— By Anthony Gimino, The Sports Xchange —
The national championship game is set: Alabama vs. Georgia. Here are five things everyone will be talking about before the big game on Monday night in Atlanta:
1. SEC! SEC! SEC!
The Southeastern Conference likes to promote itself with the advertising tag line, “It Just Means More,” but no slogan is needed for Monday night, which will be a 3 1/2-hour infomercial for the conference.
For the first time in the four years of the College Football Playoff — and the first time since Alabama played LSU in the 2012 BCS title game — the final game of the season will match two teams from the same conference.
The postseason is a generally lousy way to determine conference strength — so, too, are non-conference regular-season matchups — but it’s all we have to go on. Based on the results, SEC fans will be crowing (even louder) while the rest of the nation grumbles, having grown weary of a conference that will win its ninth national championship in the past dozen seasons.
The SEC might not have been the nation’s best conference, top to bottom, this season.
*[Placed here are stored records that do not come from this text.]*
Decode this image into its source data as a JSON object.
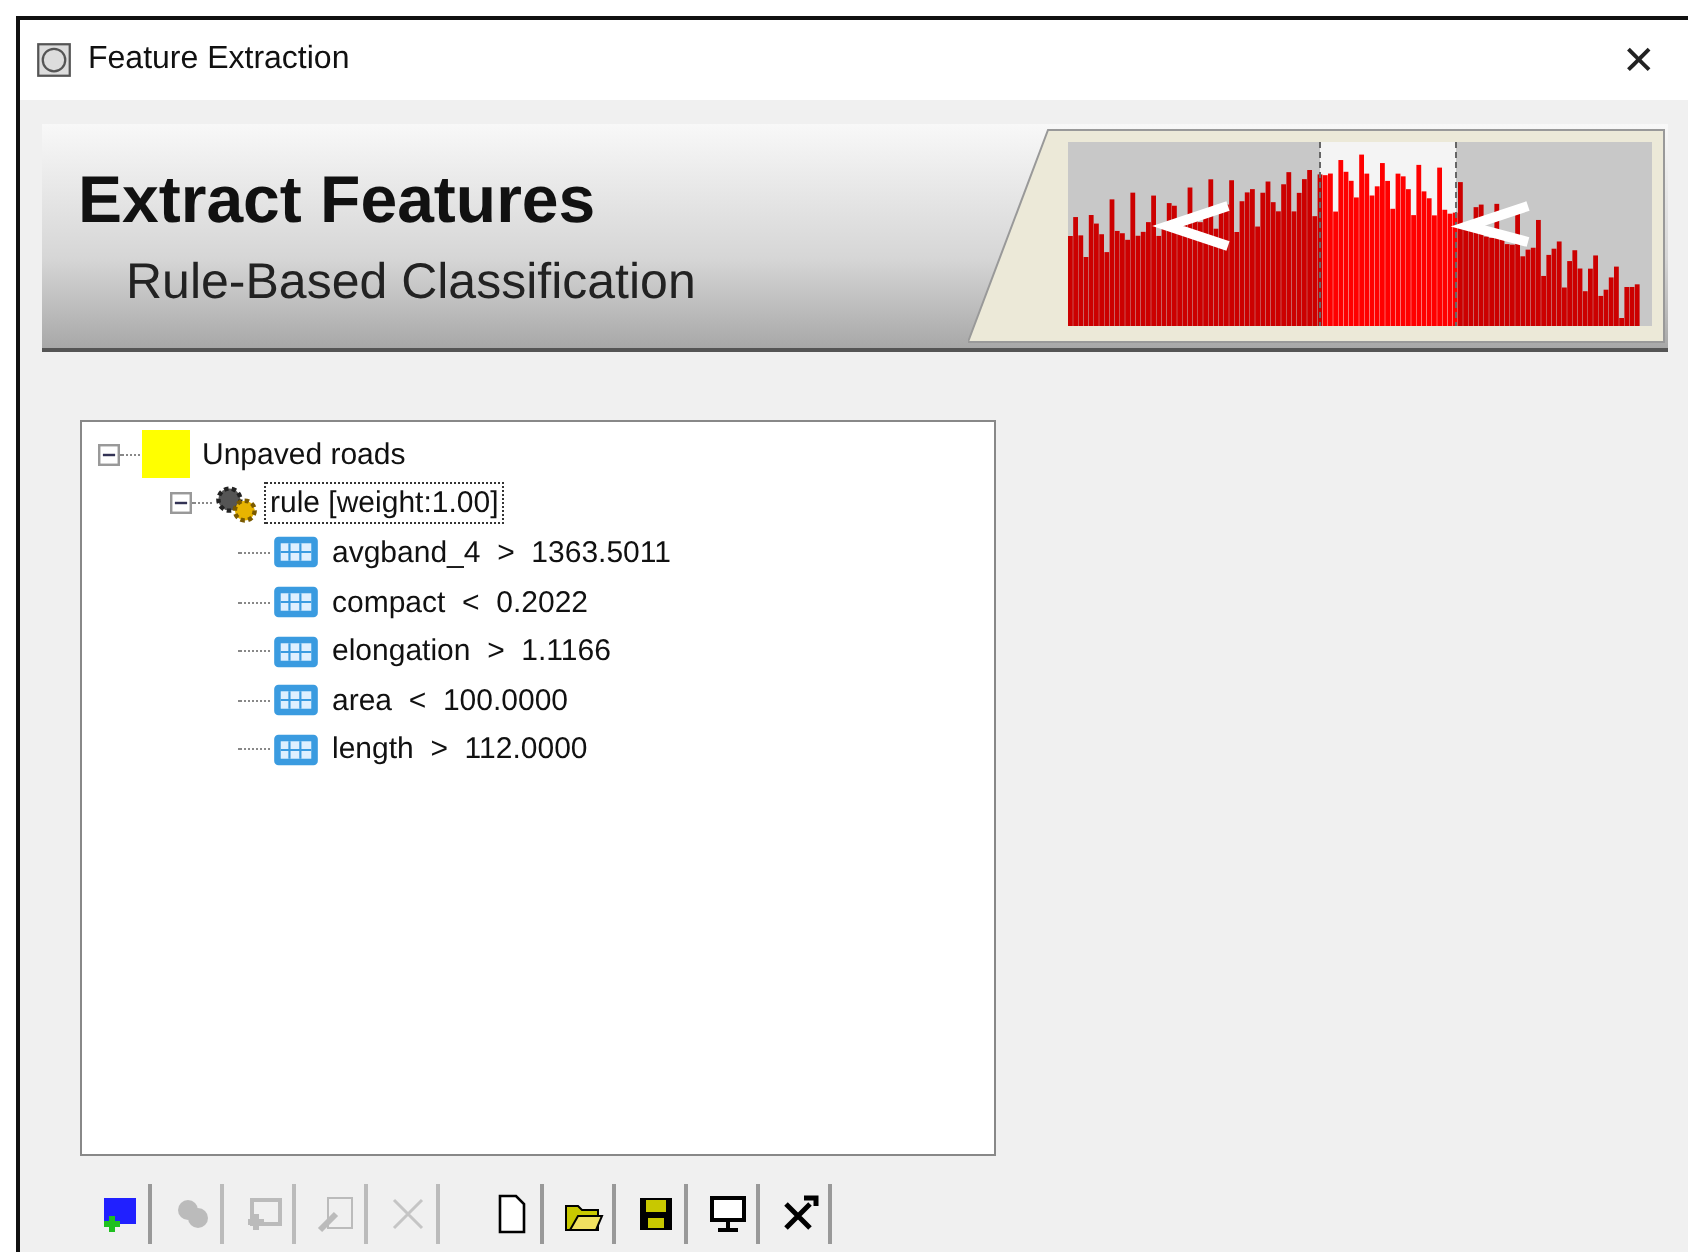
{
  "window": {
    "title": "Feature Extraction",
    "close": "✕"
  },
  "banner": {
    "title": "Extract Features",
    "subtitle": "Rule-Based Classification"
  },
  "tree": [
    {
      "kind": "class",
      "label": "Unpaved roads",
      "color": "#ffff00",
      "expanded": true,
      "selected": false,
      "children": [
        {
          "kind": "rule",
          "label": "rule [weight:1.00]",
          "expanded": true,
          "selected": true,
          "children": [
            {
              "kind": "attribute",
              "label": "avgband_4  >  1363.5011",
              "selected": false
            },
            {
              "kind": "attribute",
              "label": "compact  <  0.2022",
              "selected": false
            },
            {
              "kind": "attribute",
              "label": "elongation  >  1.1166",
              "selected": false
            },
            {
              "kind": "attribute",
              "label": "area  <  100.0000",
              "selected": false
            },
            {
              "kind": "attribute",
              "label": "length  >  112.0000",
              "selected": false
            }
          ]
        }
      ]
    }
  ],
  "toolbar_groups": [
    [
      {
        "kind": "add-class",
        "disabled": false
      },
      {
        "kind": "add-rule",
        "disabled": true
      },
      {
        "kind": "add-attribute",
        "disabled": true
      },
      {
        "kind": "edit",
        "disabled": true
      },
      {
        "kind": "delete",
        "disabled": true
      }
    ],
    [
      {
        "kind": "new",
        "disabled": false
      },
      {
        "kind": "open",
        "disabled": false
      },
      {
        "kind": "save",
        "disabled": false
      },
      {
        "kind": "display",
        "disabled": false
      },
      {
        "kind": "tools",
        "disabled": false
      }
    ]
  ]
}
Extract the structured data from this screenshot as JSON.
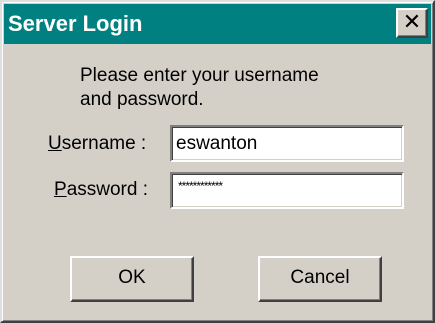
{
  "window": {
    "title": "Server Login",
    "close_label": "✕"
  },
  "message": {
    "line1": "Please enter your username",
    "line2": "and password."
  },
  "fields": {
    "username": {
      "label_accel": "U",
      "label_rest": "sername :",
      "value": "eswanton"
    },
    "password": {
      "label_accel": "P",
      "label_rest": "assword :",
      "masked_value": "************"
    }
  },
  "buttons": {
    "ok_label": "OK",
    "cancel_label": "Cancel"
  },
  "colors": {
    "titlebar": "#008080",
    "face": "#d4d0c8"
  },
  "icons": {
    "close": "close-icon"
  }
}
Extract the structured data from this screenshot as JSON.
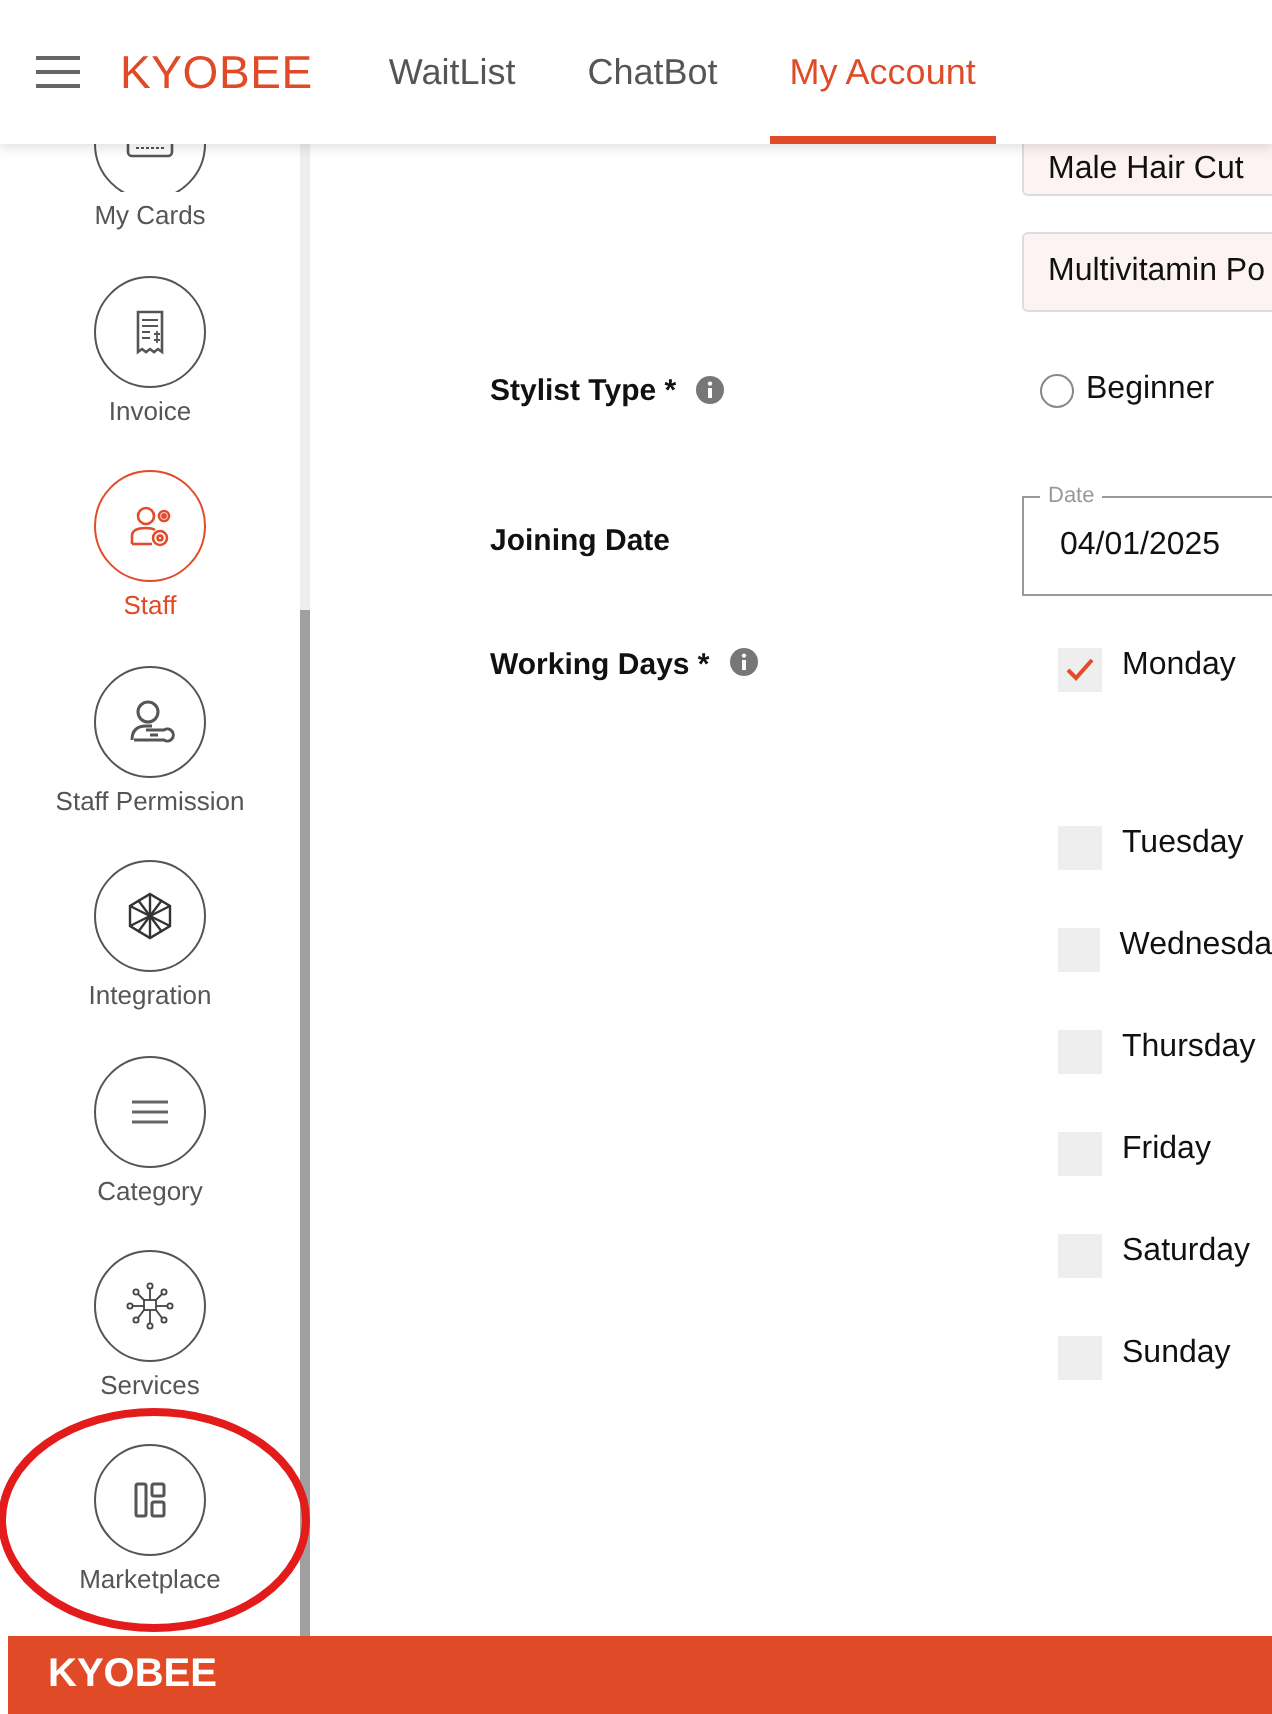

But it still wins the debate because Alabama and Georgia are the final two standing.
“I don’t think the league is ever down,” Alabama quarterback Jalen Hurts said.
2. Saban vs. Smart
Georgia coach Kirby Smart spent nine seasons at Alabama under Nick Saban, including eight as the defensive coordinator. Saban initially hired Smart in 2004 when he was at LSU, and Smart followed Saban to the Miami Dolphins a year later.
“I was very impressed with him from day one,” Saban said on a media teleconference Tuesday.
“He was very bright. He learned quickly. I would hire him anytime, anywhere, on any staff, based on the body of work that he did over the nine or 10 years that he was with us. He did a fabulous job.”
Whether the familiarity with Saban and much of the Tide’s personnel will have any effect on the outcome of the title game remains to be seen, but here is one stat that will be heard often: Saban is 11-0 against his former assistants.
Saban put that in perspective.
“I don’t think the game is about the coaches. I think it’s about the players,” Saban said. “And I think in most of those games if the other guy had the players that we had, they might have beat us.”
3. Georgia’s running game
Bulldogs senior running backs Nick Chubb and Sony Michel combined for 25 carries for 326 yards and five touchdowns in the double-overtime victory over Oklahoma in the Rose Bowl.
In doing so, they become the most prolific running back duo in college football history, surpassing SMU’s Eric Dickerson and Craig James, who ran for a combined 8,193 yards in the early 1980s.
Chubb has rushed for 4,744 yards; Michel 3,540. That’s 8,284 yards.
Michel had a 75-yard scoring burst in the second quarter against the Sooners and won the game with a 27-yard touchdown off a direct snap in the second overtime.
“We’re a downhill team, so we run the ball,” Michel said.
It won’t be as easy against Alabama, which is first in the nation in rushing defense, allowing 91.8 yards per game, making this a big-boy matchup of strength-on-strength.
4. Quarterback play
Georgia’s Jake Fromm is where Alabama’s Jalen Hurts was last season — a true freshman in the national title game. Hurts and the Tide fell just short last season, losing to Clemson on a touchdown with one second to go, so now it’s Fromm’s turn to try to become the second true freshman quarterback to win it all;
Jamelle Holieway took Oklahoma to the 1985 title.
No doubt, each defense wants to stop the run and force the quarterback into taking downfield shots, taking him out of game-manager mode.
Fromm, with calmness and defense-reading skills beyond his years, is fourth nationally in passing efficiency with a rating of 166.4. Hurts is 11th at 153.7 and has been intercepted only once in 246 passes.
The twist here: Fromm was committed to Alabama before flipping to Georgia shortly after Smart became the head coach after the 2015 season.
“When he first got here, prior to him even being the starter, the way he carried himself was like a senior or something like that,” Georgia linebacker Roquan Smith said. “Just seeing what the guy has done hasn’t surprised me one bit.”
5. Chasing history
Saban is going for his sixth national title, which would tie him for the most ever with a certain houndstooth-hat wearing Alabama gentleman named Paul William Bryant.
Saban won his first title with LSU in 2003 and added four more in the past eight seasons — 2009, 2011, 2012 and 2015.
If Saban hoists another trophy, it would be hard to deny that he’s the greatest coach in college history, especially given the modern challenges of navigating multiple postseason games to win the title.
Back in some of Bear Bryant’s days, the “mythical” national champion in the polls was determined before the bowl games.
On Monday, Georgia — and one of his former assistants — stands in his Saban’s way.